"Svare was playing just outsideme," said Robustelli. "We work out a plan on every extra-point and field-goal attempt, and this time it worked perfectly. I pulled the Lion defensive end inside with my block and left an alley clear for Svare. Their corner man tried to block him when he shot in there, but the angle was too tough and he didn't have a chance."
At the time Svare blocked the field-goal attempt, the Brown-Eagle game in Philadelphia had ended and the Giants knew that the kick had to be blocked to keep them in the running for the Eastern Conference title.
The Cleveland victory was a more workmanlike job, but it was not easy. This Brown team carries a thunderous punch on the ground but its air attack is just barely strong enough to prevent the opposition from massing its defenses on the line. For a long half last Sunday, Philadelphia's Norman Van Brocklin, who ranks with the best passers ever produced in professional football, matched the Cleveland ground strength with it's bewildering assortment of passes, throwing short or long, hard or soft with effortless accuracy. The half ended 14-14; ironically, it was the Cleveland air attack which won the game on the last play of the third quarter.
Milt Plum, the big Cleveland quarterback, who adds a good deal himself to the Brown running attack, completed only five passes during the wintry afternoon. The one which made the difference went to Halfback Ray Renfro and was good for 48 yards and a touchdown. On the play before this, Paul Brown, who shuttles his guards back and forth carrying instructions to Plum, had called for the same pass pattern, with Plum throwing to End Darrell Brewster. The pass was on target, but Brewster dropped it and Brown called for the same play again. Renfro, who had broken in toward the middle of the field on the unsuccessful pass, ran nearly the same pattern this time. Tom Brookshier, the Eagle defensive halfback covering him, played him to the inside once more, but Renfro broke to the sideline and was 10 yards in the clear when Plum's flat, hard shot reached him. Renfro is one of the fastest men in pro football; no one touched him.
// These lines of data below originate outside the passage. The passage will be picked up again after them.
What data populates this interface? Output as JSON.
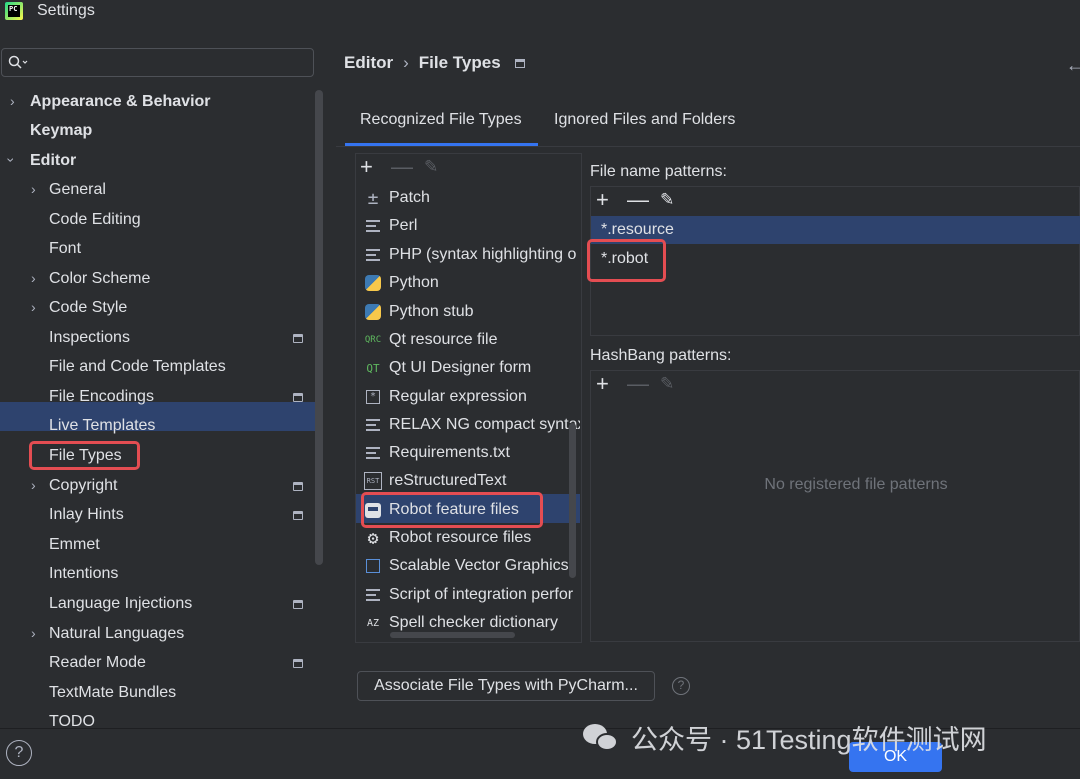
{
  "window": {
    "title": "Settings",
    "logo_text": "PC"
  },
  "search": {
    "value": "",
    "placeholder": ""
  },
  "sidebar": {
    "items": [
      {
        "label": "Appearance & Behavior"
      },
      {
        "label": "Keymap"
      },
      {
        "label": "Editor"
      },
      {
        "label": "General"
      },
      {
        "label": "Code Editing"
      },
      {
        "label": "Font"
      },
      {
        "label": "Color Scheme"
      },
      {
        "label": "Code Style"
      },
      {
        "label": "Inspections"
      },
      {
        "label": "File and Code Templates"
      },
      {
        "label": "File Encodings"
      },
      {
        "label": "Live Templates"
      },
      {
        "label": "File Types"
      },
      {
        "label": "Copyright"
      },
      {
        "label": "Inlay Hints"
      },
      {
        "label": "Emmet"
      },
      {
        "label": "Intentions"
      },
      {
        "label": "Language Injections"
      },
      {
        "label": "Natural Languages"
      },
      {
        "label": "Reader Mode"
      },
      {
        "label": "TextMate Bundles"
      },
      {
        "label": "TODO"
      }
    ],
    "selected": "File Types"
  },
  "breadcrumb": {
    "parent": "Editor",
    "separator": "›",
    "current": "File Types"
  },
  "tabs": [
    {
      "label": "Recognized File Types",
      "active": true
    },
    {
      "label": "Ignored Files and Folders",
      "active": false
    }
  ],
  "file_types": {
    "items": [
      {
        "label": "Patch",
        "icon": "patch-icon"
      },
      {
        "label": "Perl",
        "icon": "text-lines-icon"
      },
      {
        "label": "PHP (syntax highlighting o",
        "icon": "text-lines-icon"
      },
      {
        "label": "Python",
        "icon": "python-icon"
      },
      {
        "label": "Python stub",
        "icon": "python-icon"
      },
      {
        "label": "Qt resource file",
        "icon": "qrc-icon",
        "icon_text": "QRC"
      },
      {
        "label": "Qt UI Designer form",
        "icon": "qt-icon",
        "icon_text": "QT"
      },
      {
        "label": "Regular expression",
        "icon": "regex-icon"
      },
      {
        "label": "RELAX NG compact syntax",
        "icon": "text-lines-icon"
      },
      {
        "label": "Requirements.txt",
        "icon": "text-lines-icon"
      },
      {
        "label": "reStructuredText",
        "icon": "rst-icon",
        "icon_text": "RST"
      },
      {
        "label": "Robot feature files",
        "icon": "robot-icon"
      },
      {
        "label": "Robot resource files",
        "icon": "gear-icon"
      },
      {
        "label": "Scalable Vector Graphics",
        "icon": "svg-icon"
      },
      {
        "label": "Script of integration perfor",
        "icon": "text-lines-icon"
      },
      {
        "label": "Spell checker dictionary",
        "icon": "az-icon",
        "icon_text": "AZ"
      }
    ],
    "selected": "Robot feature files"
  },
  "file_name_patterns": {
    "label": "File name patterns:",
    "items": [
      "*.resource",
      "*.robot"
    ],
    "selected": "*.resource"
  },
  "hashbang_patterns": {
    "label": "HashBang patterns:",
    "empty_text": "No registered file patterns"
  },
  "buttons": {
    "associate": "Associate File Types with PyCharm...",
    "help": "?",
    "ok": "OK"
  },
  "watermark": {
    "text": "公众号 · 51Testing软件测试网"
  },
  "colors": {
    "accent": "#3574f0",
    "selection": "#2e436e",
    "highlight_box": "#e44d52",
    "background": "#2b2d30"
  }
}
Jim Brown, Cleveland's record-breaking fullback, gained 138 yards rushing in this game after having been held to 12 yards in 11 carries the week before. The Eagle defense was not keyed specifically to Brown, nor could it have been, since Cleveland has two other strong runners in its backfield in Lew Carpenter and in Plum. Carpenter and Brown divided the ball-carrying evenly, each making 21 attempts. Carpenter gained an even 100 yards.
When the Giants defeated Cleveland earlier this year, Coach Jim Lee Howell virtually ignored the Cleveland passing game, concentrated his defenses on the Cleveland running. Sam Huff, one of the league's better linebackers, dogged Jim Brown's tracks all afternoon and did a good job of haltering the big fullback, who got away on only one long run. Carpenter, however, was injured and did not play in that game. The Giant pass defenders, as a unit, must be ranked ahead of Philadelphia's so that Howell can again, with reasonable assurance, concentrate his defense against the Cleveland running. However, his problem is complicated by Carpenter this time; it is not feasible to assign Huff to Jim Brown and another linebacker to Carpenter without giving even so journeyman a passer as Plum too much leeway.
Nevertheless, George Wilson, whose Lions beat the Browns and lost to the Giants, probably best summed up the wide-open prospects next Sunday. Said Wilson, when asked to compare the teams: "I can't. You never can tell what a ball club will do on a different afternoon."
The Pittsburgh Steelers, a team which had retained a faint chance for a conference championship, tied the Washington Redskins 14-14 in a game which, by the time it ended, meant nothing. Oddly, while the Steelers still had a hope, they lagged behind 14-0. It was only in the second half, after the Browns had won and ended the Steeler hopes, that Bobby Layne rallied his team for the two tying touchdowns, But Layne sounded an ominous note after the game.
"We're as good as any team in the league right now," he said. "As good or better. We'll be up there next year." And Buddy Parker, the Steeler coach, agreed. "We don't need much now," he said. "Maybe an offensive fullback and a linebacker. Wait until next year."
But first comes that unfinished business next Sunday.